It does, however, have the most integration work to do out of the three. Already, it offers online shopping, shopping via its app (a different experience to the former, with enhanced functionality) as well as click and collect at certain stores. Dash adds a fourth option for shoppers.
And it remains to be seen whether Woolies Dash will match the R35 delivery fee charged by its two main rivals once the trial period is over.
|Checkers Sixty60||Woolies Dash||Bottles by Pick n Pay|
|Delivery fee||R35||R50, free for orders over R75 during trial||R35|
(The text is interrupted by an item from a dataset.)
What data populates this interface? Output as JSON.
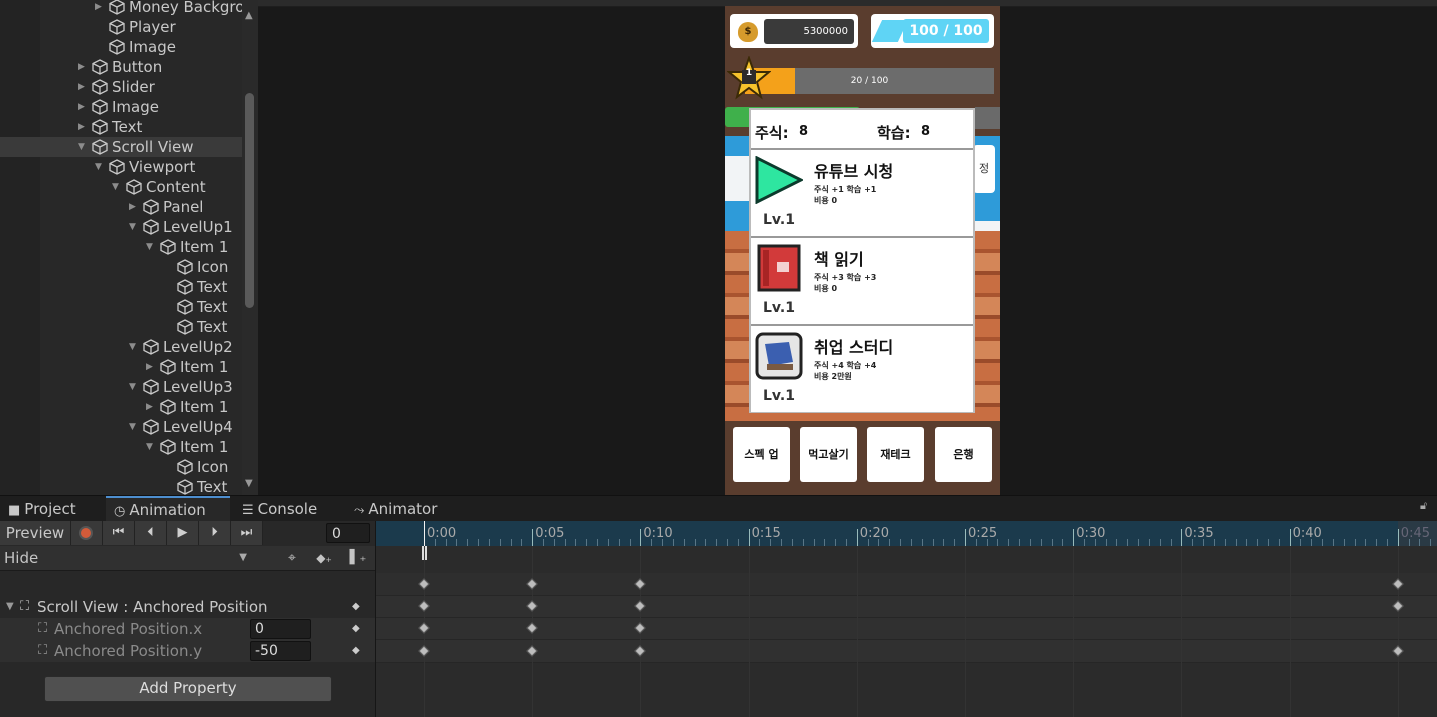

|Coverage (generally within a ±5km radius of a store)||Much of Joburg, Pretoria, Cape Town, Durban. Some coverage in Port Elizabeth, Nelspruit and Bloemfontein.
Full list here
|Generally, from larger stores serving upmarket suburbs in Joburg, Pretoria, Cape Town and Durban.
Full list here
|Much of Joburg, Pretoria, Cape Town. Some coverage in Durban, Port Elizabeth, East London and Bloemfontein.
Full list here
|Number of stores||±87 stores||18 stores in phase one (trial)||±90 stores, including most newer ones|
|Number of items||Over 7000 groceries, including drinks from LiquorShop*||Not disclosed, but “the full range of your nearest store” is available||Over 8000 groceries, including drinks from PnP Liquor*|
|Speed||As little as 60 minutes||As little as 60 minutes||As little as 60 minutes|
|Minimum order value||R100||None||None (the website incorrectly reflects R50 as the minimum order)|
|Maximum order quantity||30 items||30 items||Not disclosed (>50 seems possible)|
|Limitations||Xtra Savings promotions not available||W Rewards (incl. My School) and store cards not yet linked||Smart Shopper not yet integrated|
* Obviously not available when sale of alcohol is restricted
What is not covered in this comparison is the reliability and efficiency of the three platforms. This is simply because these factors are incredibly difficult to judge, given the number of variables including day, time, store, what was ordered, as well as external factors such as traffic and weather conditions.
Sixty60 and Woolies Dash both allow shoppers to choose alternatives if there is no stock of a specific item, while PnP says Bottles will prompt a customer to select a replacement after an order is placed, should the initial item be out of stock. All three apps only accept card payments (credit and (chip-and-PIN) debit cards).
All three services promise delivery in as little as “60 minutes” but, practically, this more often than not means same-day delivery, with customers able to choose a one-hour timeslot.